TASK TO COMPLETE:
In your copy of the entries, please include no pictures and return every word exactly.

Recorded data

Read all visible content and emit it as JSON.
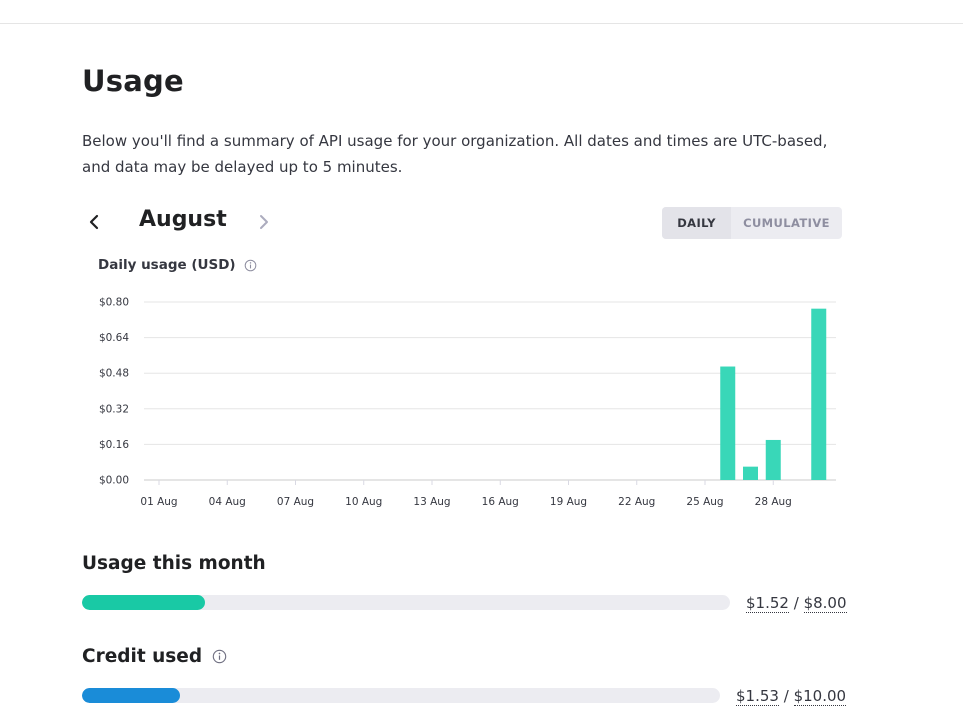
{
  "page": {
    "title": "Usage",
    "intro": "Below you'll find a summary of API usage for your organization. All dates and times are UTC-based, and data may be delayed up to 5 minutes."
  },
  "month_nav": {
    "month": "August",
    "prev_icon": "chevron-left-icon",
    "next_icon": "chevron-right-icon"
  },
  "toggle": {
    "daily": "DAILY",
    "cumulative": "CUMULATIVE",
    "selected": "DAILY"
  },
  "chart_heading": {
    "title": "Daily usage (USD)",
    "icon": "info-icon"
  },
  "chart_data": {
    "type": "bar",
    "title": "Daily usage (USD)",
    "xlabel": "",
    "ylabel": "",
    "ylim": [
      0,
      0.8
    ],
    "yticks": [
      {
        "value": 0.0,
        "label": "$0.00"
      },
      {
        "value": 0.16,
        "label": "$0.16"
      },
      {
        "value": 0.32,
        "label": "$0.32"
      },
      {
        "value": 0.48,
        "label": "$0.48"
      },
      {
        "value": 0.64,
        "label": "$0.64"
      },
      {
        "value": 0.8,
        "label": "$0.80"
      }
    ],
    "xtick_labels": [
      "01 Aug",
      "04 Aug",
      "07 Aug",
      "10 Aug",
      "13 Aug",
      "16 Aug",
      "19 Aug",
      "22 Aug",
      "25 Aug",
      "28 Aug"
    ],
    "categories": [
      "01 Aug",
      "02 Aug",
      "03 Aug",
      "04 Aug",
      "05 Aug",
      "06 Aug",
      "07 Aug",
      "08 Aug",
      "09 Aug",
      "10 Aug",
      "11 Aug",
      "12 Aug",
      "13 Aug",
      "14 Aug",
      "15 Aug",
      "16 Aug",
      "17 Aug",
      "18 Aug",
      "19 Aug",
      "20 Aug",
      "21 Aug",
      "22 Aug",
      "23 Aug",
      "24 Aug",
      "25 Aug",
      "26 Aug",
      "27 Aug",
      "28 Aug",
      "29 Aug",
      "30 Aug"
    ],
    "values": [
      0,
      0,
      0,
      0,
      0,
      0,
      0,
      0,
      0,
      0,
      0,
      0,
      0,
      0,
      0,
      0,
      0,
      0,
      0,
      0,
      0,
      0,
      0,
      0,
      0,
      0.51,
      0.06,
      0.18,
      0,
      0.77
    ],
    "grid": true,
    "color": "#39d7b8"
  },
  "usage_month": {
    "title": "Usage this month",
    "used": "$1.52",
    "limit": "$8.00",
    "separator": "/",
    "fraction": 0.19,
    "color": "#19c9a5"
  },
  "credit": {
    "title": "Credit used",
    "icon": "info-icon",
    "used": "$1.53",
    "limit": "$10.00",
    "separator": "/",
    "fraction": 0.153,
    "color": "#1a8cd8"
  }
}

SOLUTION FOR THIS EXERCISE:
Read all visible content and emit it as JSON.
{
  "page": {
    "title": "Usage",
    "intro": "Below you'll find a summary of API usage for your organization. All dates and times are UTC-based, and data may be delayed up to 5 minutes."
  },
  "month_nav": {
    "month": "August",
    "prev_icon": "chevron-left-icon",
    "next_icon": "chevron-right-icon"
  },
  "toggle": {
    "daily": "DAILY",
    "cumulative": "CUMULATIVE",
    "selected": "DAILY"
  },
  "chart_heading": {
    "title": "Daily usage (USD)",
    "icon": "info-icon"
  },
  "chart_data": {
    "type": "bar",
    "title": "Daily usage (USD)",
    "xlabel": "",
    "ylabel": "",
    "ylim": [
      0,
      0.8
    ],
    "yticks": [
      {
        "value": 0.0,
        "label": "$0.00"
      },
      {
        "value": 0.16,
        "label": "$0.16"
      },
      {
        "value": 0.32,
        "label": "$0.32"
      },
      {
        "value": 0.48,
        "label": "$0.48"
      },
      {
        "value": 0.64,
        "label": "$0.64"
      },
      {
        "value": 0.8,
        "label": "$0.80"
      }
    ],
    "xtick_labels": [
      "01 Aug",
      "04 Aug",
      "07 Aug",
      "10 Aug",
      "13 Aug",
      "16 Aug",
      "19 Aug",
      "22 Aug",
      "25 Aug",
      "28 Aug"
    ],
    "categories": [
      "01 Aug",
      "02 Aug",
      "03 Aug",
      "04 Aug",
      "05 Aug",
      "06 Aug",
      "07 Aug",
      "08 Aug",
      "09 Aug",
      "10 Aug",
      "11 Aug",
      "12 Aug",
      "13 Aug",
      "14 Aug",
      "15 Aug",
      "16 Aug",
      "17 Aug",
      "18 Aug",
      "19 Aug",
      "20 Aug",
      "21 Aug",
      "22 Aug",
      "23 Aug",
      "24 Aug",
      "25 Aug",
      "26 Aug",
      "27 Aug",
      "28 Aug",
      "29 Aug",
      "30 Aug"
    ],
    "values": [
      0,
      0,
      0,
      0,
      0,
      0,
      0,
      0,
      0,
      0,
      0,
      0,
      0,
      0,
      0,
      0,
      0,
      0,
      0,
      0,
      0,
      0,
      0,
      0,
      0,
      0.51,
      0.06,
      0.18,
      0,
      0.77
    ],
    "grid": true,
    "color": "#39d7b8"
  },
  "usage_month": {
    "title": "Usage this month",
    "used": "$1.52",
    "limit": "$8.00",
    "separator": "/",
    "fraction": 0.19,
    "color": "#19c9a5"
  },
  "credit": {
    "title": "Credit used",
    "icon": "info-icon",
    "used": "$1.53",
    "limit": "$10.00",
    "separator": "/",
    "fraction": 0.153,
    "color": "#1a8cd8"
  }
}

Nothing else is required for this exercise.